What were some of your musical discoveries while making this record?
I’ve always loved pop music but this time I let it infiltrate rhythm and performance, not just melodies. Kate Bush was my primary influence. I love all of her records. I fixated on Hounds of Love. It’s one of the most perfect pop records ever—I could cry just talking to you about it. Also, I’m a long-time Fleetwood Mac fan but Tango in the Night crept up on me. It teeters on totally cheesy the whole way through but it’s so good. There’s nothing that makes me wanna dance more.

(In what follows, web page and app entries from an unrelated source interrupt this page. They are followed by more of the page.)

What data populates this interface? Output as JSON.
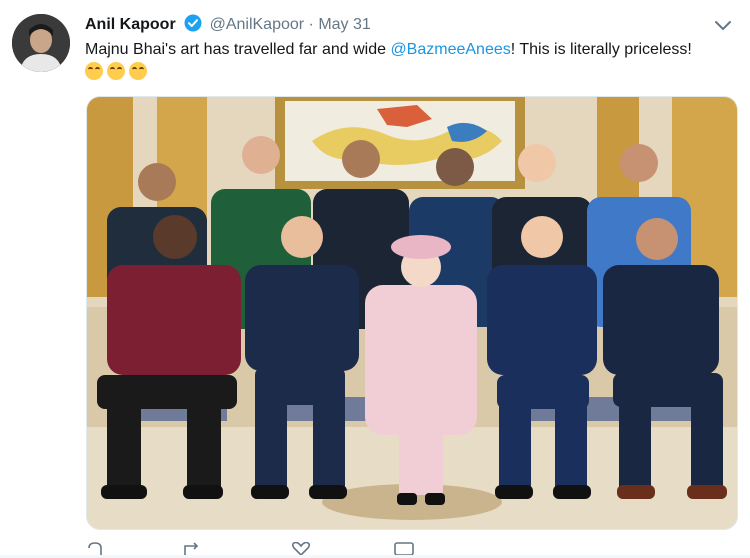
{
  "author": {
    "name": "Anil Kapoor",
    "handle": "@AnilKapoor",
    "separator": "·",
    "date": "May 31"
  },
  "tweet": {
    "text_before": "Majnu Bhai's art has travelled far and wide ",
    "mention": "@BazmeeAnees",
    "text_after": "! This is literally priceless! ",
    "emojis": [
      "face-with-tears-of-joy",
      "face-with-tears-of-joy",
      "face-with-tears-of-joy"
    ]
  },
  "media": {
    "type": "photo",
    "subject": "group-photo"
  },
  "actions": {
    "icons": [
      "reply-icon",
      "retweet-icon",
      "like-icon",
      "message-icon"
    ]
  },
  "colors": {
    "link": "#1b95e0",
    "verified": "#1da1f2",
    "muted": "#657786",
    "text": "#14171a"
  }
}
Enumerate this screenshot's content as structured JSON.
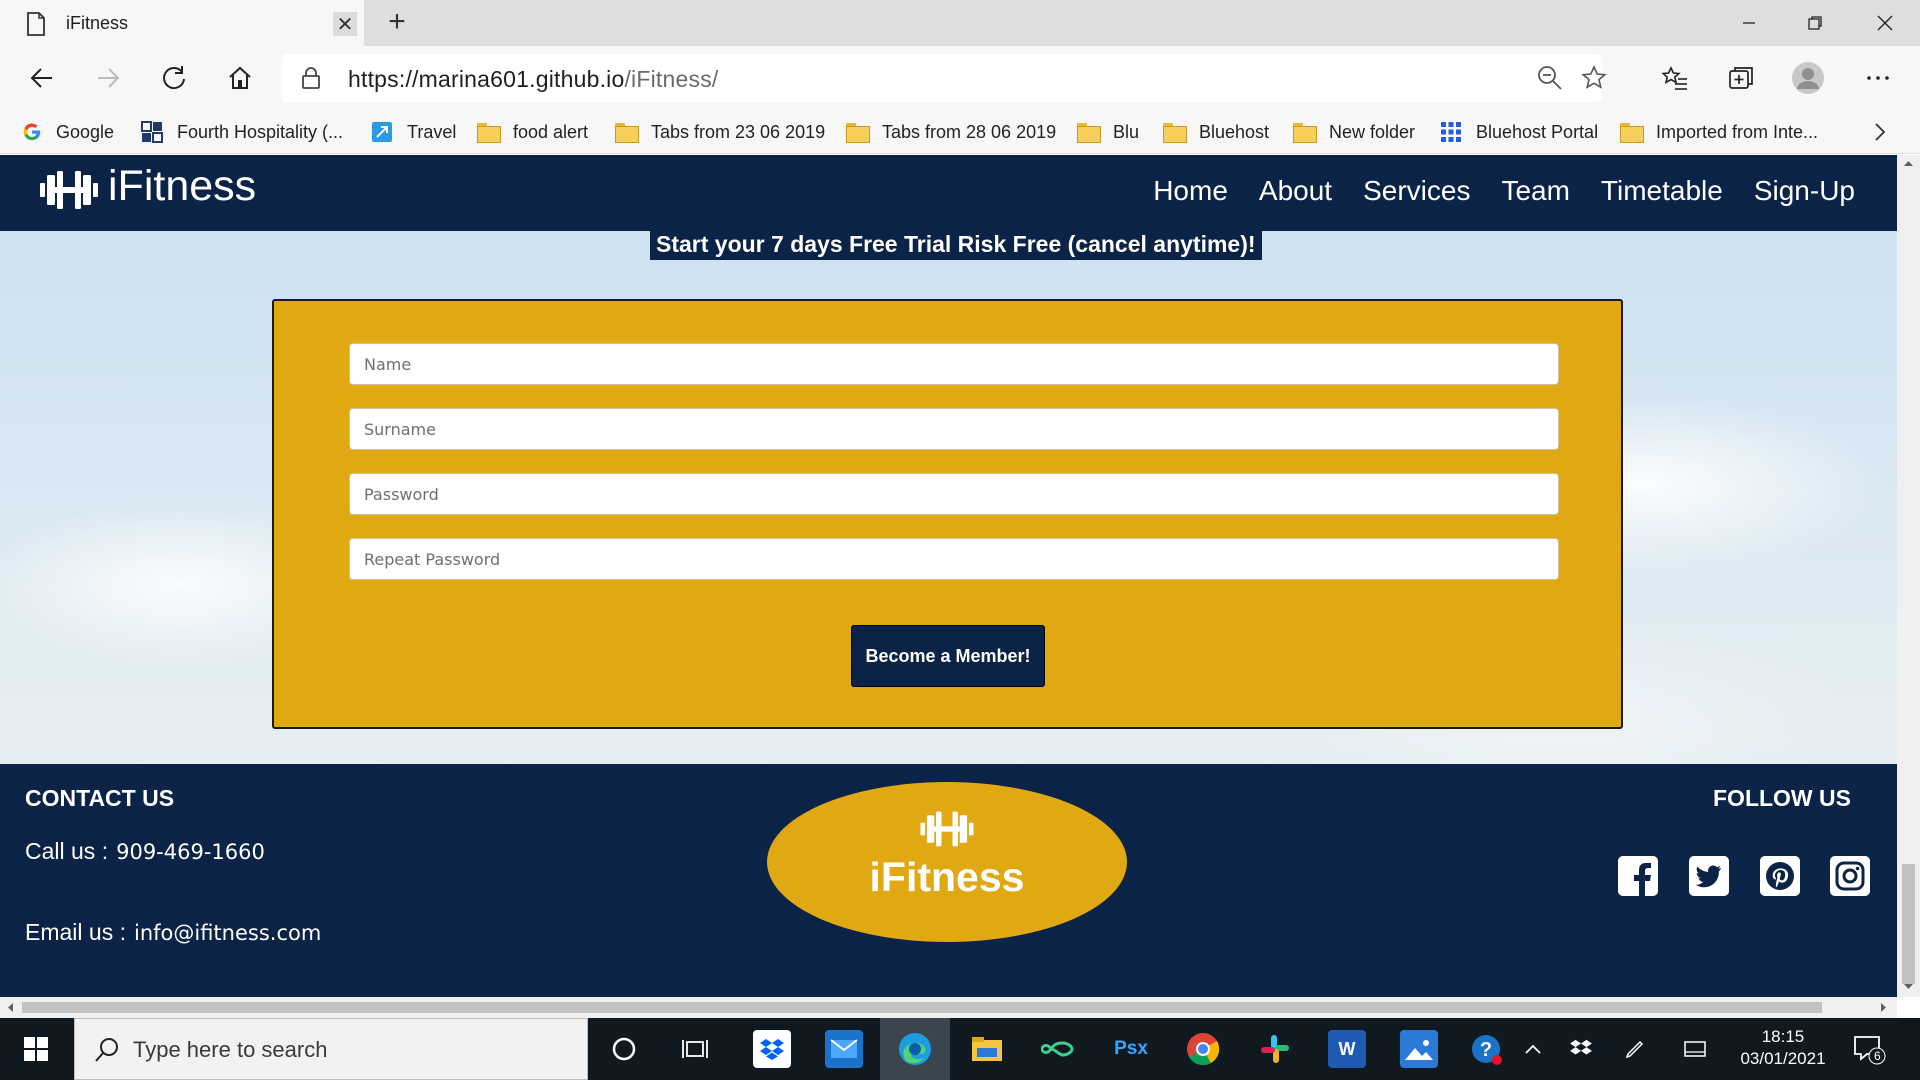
{
  "browser": {
    "tab_title": "iFitness",
    "tab_close": "✕",
    "new_tab": "+",
    "url_main": "https://marina601.github.io",
    "url_path": "/iFitness/"
  },
  "bookmarks": [
    {
      "label": "Google",
      "icon": "google-icon"
    },
    {
      "label": "Fourth Hospitality (...",
      "icon": "fourth-icon"
    },
    {
      "label": "Travel",
      "icon": "travel-icon"
    },
    {
      "label": "food alert",
      "icon": "folder-icon"
    },
    {
      "label": "Tabs from 23 06 2019",
      "icon": "folder-icon"
    },
    {
      "label": "Tabs from 28 06 2019",
      "icon": "folder-icon"
    },
    {
      "label": "Blu",
      "icon": "folder-icon"
    },
    {
      "label": "Bluehost",
      "icon": "folder-icon"
    },
    {
      "label": "New folder",
      "icon": "folder-icon"
    },
    {
      "label": "Bluehost Portal",
      "icon": "grid-icon"
    },
    {
      "label": "Imported from Inte...",
      "icon": "folder-icon"
    }
  ],
  "site": {
    "logo_text": "iFitness",
    "nav": [
      "Home",
      "About",
      "Services",
      "Team",
      "Timetable",
      "Sign-Up"
    ],
    "trial_banner": "Start your 7 days Free Trial Risk Free (cancel anytime)!",
    "form": {
      "name_placeholder": "Name",
      "surname_placeholder": "Surname",
      "password_placeholder": "Password",
      "repeat_password_placeholder": "Repeat Password",
      "submit_label": "Become a Member!"
    },
    "footer": {
      "contact_heading": "CONTACT US",
      "call_label": "Call us :",
      "call_value": "909-469-1660",
      "email_label": "Email us :",
      "email_value": "info@ifitness.com",
      "logo_text": "iFitness",
      "follow_heading": "FOLLOW US",
      "social": [
        "facebook-icon",
        "twitter-icon",
        "pinterest-icon",
        "instagram-icon"
      ]
    },
    "colors": {
      "navy": "#0a2347",
      "gold": "#e0a813"
    }
  },
  "taskbar": {
    "search_placeholder": "Type here to search",
    "time": "18:15",
    "date": "03/01/2021",
    "notifications": "6"
  }
}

It’s funny. There’s so much music right now that sounds specifically like Tango in the Night. I remember five years ago Fleetwood Mac suddenly became popular among the youth. They were the embarrassing band your parents made you listen to and then they suddenly became cool.
It’s so funny! You’re absolutely spot on. Something happened and I saw it happen too. But I mean… the world is better for it!

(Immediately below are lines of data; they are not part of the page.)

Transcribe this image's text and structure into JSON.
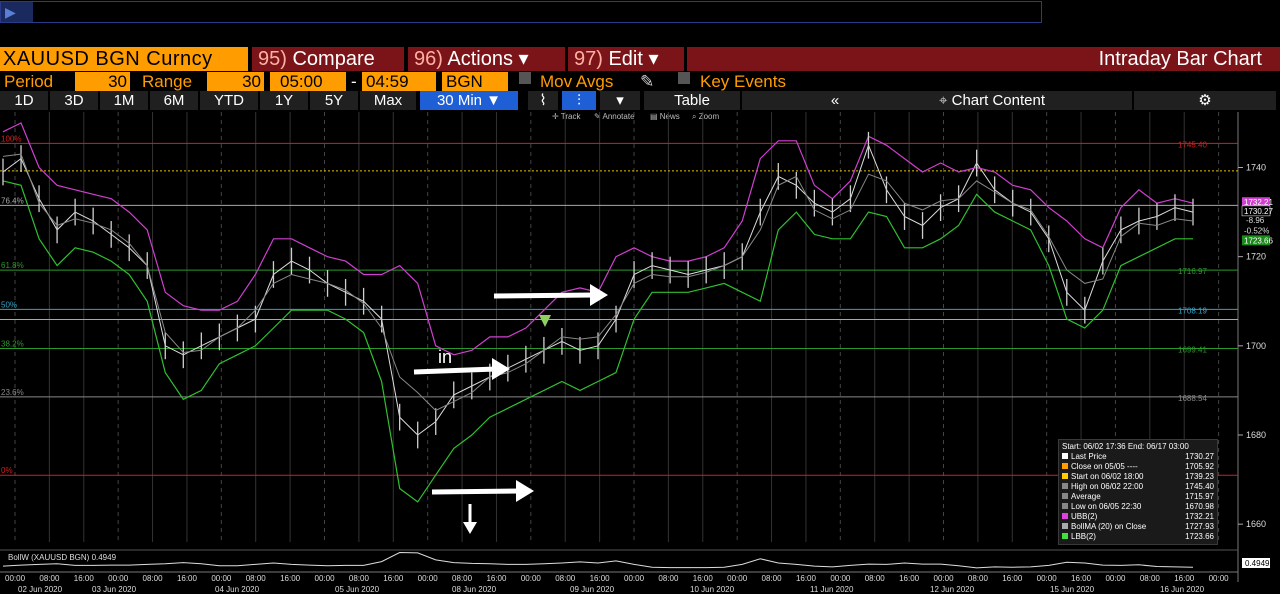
{
  "command_bar": {
    "arrow": "▶"
  },
  "header": {
    "ticker": "XAUUSD BGN Curncy",
    "compare_num": "95)",
    "compare": "Compare",
    "actions_num": "96)",
    "actions": "Actions ▾",
    "edit_num": "97)",
    "edit": "Edit ▾",
    "title": "Intraday Bar Chart"
  },
  "settings": {
    "period_label": "Period",
    "period_value": "30",
    "range_label": "Range",
    "range_value": "30",
    "start_time": "05:00",
    "sep": "-",
    "end_time": "04:59",
    "source": "BGN",
    "mov_avgs": "Mov Avgs",
    "key_events": "Key Events"
  },
  "toolbar": {
    "ranges": [
      "1D",
      "3D",
      "1M",
      "6M",
      "YTD",
      "1Y",
      "5Y",
      "Max"
    ],
    "interval": "30 Min ▼",
    "chart_icons": [
      "⌇",
      "⫶"
    ],
    "dropdown": "▾",
    "table": "Table",
    "collapse": "«",
    "chart_content": "Chart Content",
    "gear": "⚙"
  },
  "chart_tools": {
    "track": "Track",
    "annotate": "Annotate",
    "news": "News",
    "zoom": "Zoom"
  },
  "annotations": {
    "in": "in"
  },
  "fib_levels": [
    {
      "label": "100%",
      "value": "1745.40",
      "color": "#d02020"
    },
    {
      "label": "76.4%",
      "value": "",
      "color": "#aaaaaa"
    },
    {
      "label": "61.8%",
      "value": "1716.97",
      "color": "#2a9a2a"
    },
    {
      "label": "50%",
      "value": "1708.19",
      "color": "#3aa0c0"
    },
    {
      "label": "38.2%",
      "value": "1699.41",
      "color": "#2a9a2a"
    },
    {
      "label": "23.6%",
      "value": "1688.54",
      "color": "#888888"
    },
    {
      "label": "0%",
      "value": "",
      "color": "#d02020"
    }
  ],
  "y_axis": {
    "ticks": [
      "1740",
      "1720",
      "1700",
      "1680",
      "1660"
    ],
    "last_price": "1730.27",
    "change": "-8.96",
    "change_pct": "-0.52%",
    "ubb": "1732.21",
    "ma": "1727.93",
    "lbb": "1723.66",
    "avg": "1715.97",
    "sub_val": "0.4949"
  },
  "legend": {
    "header": "Start: 06/02 17:36 End: 06/17 03:00",
    "rows": [
      {
        "label": "Last Price",
        "value": "1730.27",
        "color": "#ffffff"
      },
      {
        "label": "Close on 05/05 ----",
        "value": "1705.92",
        "color": "#ff9c00"
      },
      {
        "label": "Start on 06/02 18:00",
        "value": "1739.23",
        "color": "#ffcc00"
      },
      {
        "label": "High on 06/02 22:00",
        "value": "1745.40",
        "color": "#888888"
      },
      {
        "label": "Average",
        "value": "1715.97",
        "color": "#888888"
      },
      {
        "label": "Low on 06/05 22:30",
        "value": "1670.98",
        "color": "#888888"
      },
      {
        "label": "UBB(2)",
        "value": "1732.21",
        "color": "#e040e0"
      },
      {
        "label": "BollMA (20) on Close",
        "value": "1727.93",
        "color": "#aaaaaa"
      },
      {
        "label": "LBB(2)",
        "value": "1723.66",
        "color": "#40e040"
      }
    ]
  },
  "subpanel": {
    "label": "BollW (XAUUSD BGN) 0.4949"
  },
  "x_axis": {
    "times": [
      "00:00",
      "08:00",
      "16:00",
      "00:00",
      "08:00",
      "16:00",
      "00:00",
      "08:00",
      "16:00",
      "00:00",
      "08:00",
      "16:00",
      "00:00",
      "08:00",
      "16:00",
      "00:00",
      "08:00",
      "16:00",
      "00:00",
      "08:00",
      "16:00",
      "00:00",
      "08:00",
      "16:00",
      "00:00",
      "08:00",
      "16:00",
      "00:00",
      "08:00",
      "16:00",
      "00:00",
      "16:00",
      "00:00",
      "08:00",
      "16:00",
      "00:00"
    ],
    "dates": [
      "02 Jun 2020",
      "03 Jun 2020",
      "04 Jun 2020",
      "05 Jun 2020",
      "08 Jun 2020",
      "09 Jun 2020",
      "10 Jun 2020",
      "11 Jun 2020",
      "12 Jun 2020",
      "15 Jun 2020",
      "16 Jun 2020"
    ]
  },
  "chart_data": {
    "type": "line",
    "series": [
      {
        "name": "Last Price",
        "values": [
          1739,
          1742,
          1733,
          1726,
          1730,
          1728,
          1725,
          1722,
          1718,
          1700,
          1698,
          1700,
          1702,
          1704,
          1706,
          1716,
          1719,
          1717,
          1714,
          1712,
          1710,
          1706,
          1684,
          1680,
          1683,
          1689,
          1691,
          1693,
          1695,
          1697,
          1699,
          1701,
          1699,
          1700,
          1706,
          1716,
          1718,
          1717,
          1716,
          1717,
          1718,
          1720,
          1730,
          1738,
          1736,
          1732,
          1730,
          1733,
          1745,
          1735,
          1729,
          1727,
          1731,
          1733,
          1741,
          1735,
          1732,
          1730,
          1724,
          1712,
          1708,
          1719,
          1726,
          1728,
          1729,
          1731,
          1730
        ]
      },
      {
        "name": "UBB(2)",
        "values": [
          1748,
          1750,
          1740,
          1736,
          1735,
          1734,
          1733,
          1730,
          1726,
          1712,
          1709,
          1708,
          1708,
          1710,
          1716,
          1724,
          1724,
          1722,
          1720,
          1719,
          1716,
          1716,
          1718,
          1714,
          1700,
          1698,
          1699,
          1702,
          1702,
          1704,
          1708,
          1712,
          1713,
          1712,
          1720,
          1722,
          1720,
          1719,
          1719,
          1720,
          1722,
          1728,
          1742,
          1746,
          1746,
          1736,
          1733,
          1737,
          1747,
          1745,
          1742,
          1739,
          1741,
          1739,
          1740,
          1739,
          1736,
          1735,
          1731,
          1728,
          1724,
          1722,
          1731,
          1735,
          1732,
          1733,
          1732
        ]
      },
      {
        "name": "LBB(2)",
        "values": [
          1737,
          1736,
          1724,
          1718,
          1722,
          1721,
          1719,
          1716,
          1710,
          1694,
          1688,
          1690,
          1696,
          1698,
          1700,
          1704,
          1708,
          1708,
          1708,
          1706,
          1703,
          1692,
          1668,
          1665,
          1671,
          1677,
          1680,
          1684,
          1686,
          1688,
          1690,
          1692,
          1690,
          1692,
          1694,
          1706,
          1712,
          1712,
          1712,
          1713,
          1714,
          1712,
          1710,
          1726,
          1730,
          1725,
          1724,
          1724,
          1730,
          1729,
          1722,
          1722,
          1724,
          1727,
          1734,
          1730,
          1728,
          1726,
          1718,
          1706,
          1704,
          1708,
          1718,
          1720,
          1722,
          1724,
          1724
        ]
      }
    ],
    "ylim": [
      1656,
      1752
    ]
  }
}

It definitely is.
So true. So there was Tango in the Night, and then the Portishead record Third. I had this period during all of the writing and recording where I was only able to listen to Kate Bush and Portishead. It’s strange. I get really locked on one or two albums and then I just don’t listen to anything else for two years.
The track “Concrete Ganesha” taps into the idea of a city swallowing people whole. Does it document your relationship with NYC?It’s a struggle just to be a person but to be a person in the city there are added stressors. I’m constantly wondering if I’m contributing to the problem by being somebody who moved from small town Georgia then Nashville to Brooklyn. Every other day you hear people talk about that love/hate relationship with New York. I see people becoming displaced. I’ve been displaced against my will. But that’s what comes with the city. Being displaced can feel like a cataclysmic event, like a massive train derailing, like having your house get struck down by a huge fucking machine.

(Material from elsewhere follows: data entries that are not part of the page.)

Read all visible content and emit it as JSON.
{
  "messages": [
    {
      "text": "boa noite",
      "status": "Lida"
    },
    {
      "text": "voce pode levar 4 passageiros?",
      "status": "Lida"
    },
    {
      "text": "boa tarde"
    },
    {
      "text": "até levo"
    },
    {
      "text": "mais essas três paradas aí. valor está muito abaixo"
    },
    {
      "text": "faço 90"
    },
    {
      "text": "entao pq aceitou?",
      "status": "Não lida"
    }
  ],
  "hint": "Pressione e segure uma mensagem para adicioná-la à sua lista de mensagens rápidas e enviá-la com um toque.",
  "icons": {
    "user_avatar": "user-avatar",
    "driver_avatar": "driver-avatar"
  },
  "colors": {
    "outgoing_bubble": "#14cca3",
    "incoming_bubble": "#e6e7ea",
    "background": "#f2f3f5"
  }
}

A piece in the New York Times recently commented on how women are the new voices of alternative rock. Is it interesting to you that women, queer artists, artists of color are using rock as their outlet?
I saw that piece. My reaction was, “Great! But is everyone just noticing?!” When people think rock, it’s rock or women in rock—two genres. There’s something interesting about taking a model that’s been exclusively for men by men and subverting it, using it to get what we want. When I say we I mean people who have been pushed to the margins: artists of color, queer artists, non-binary people, non-straight white men. It’s super exciting. Hopefully we can start getting to the nuance of the art, getting to what these people are trying to say, instead of it having to be about gender or overarching non themes.
You covered a Britney song live recently. I’m desperate to know which one…
[Laughs] I did! I covered “Sometimes” for an NPR event at Lincoln Center. Halfway through I realized, “Oh wow I am not Britney Spears, I will never be Britney Spears, oh god what have I done?” I had a total “shit shit why why?” moment.
That sounds like you did enter Britney’s headspace…
Oh man! I revere her so much. I thought maybe I could do her justice but I can’t say that I did. I had that childhood dream of being Britney Spears and I had the opportunity to sing one of her pop songs so I did it.
Taylor Swift. You’re a fan. Thoughts on the new music?
Oh boy. I wish we had the whole interview to talk about this. I’ll always be a Taylor Swift fan. I see the backlash, I see the criticism. But you know what? She’s a pop star. I understand the other side of it, too. The fan in me wants some acknowledgement because she was one of my first heroes: a young female artist doing what she wants and being a fucking boss. Someone with a big voice and power can use a pop song as a platform. The types of songs she’s releasing now don’t seem to matter a lot, especially considering what’s happening in the world. I’m not angry. I’m not a Taylor Swift bully. But there’s an element of disappointment.
Torres plays Music Hall of Williamsburg on Friday, October 27 at 9pm; $15–$18.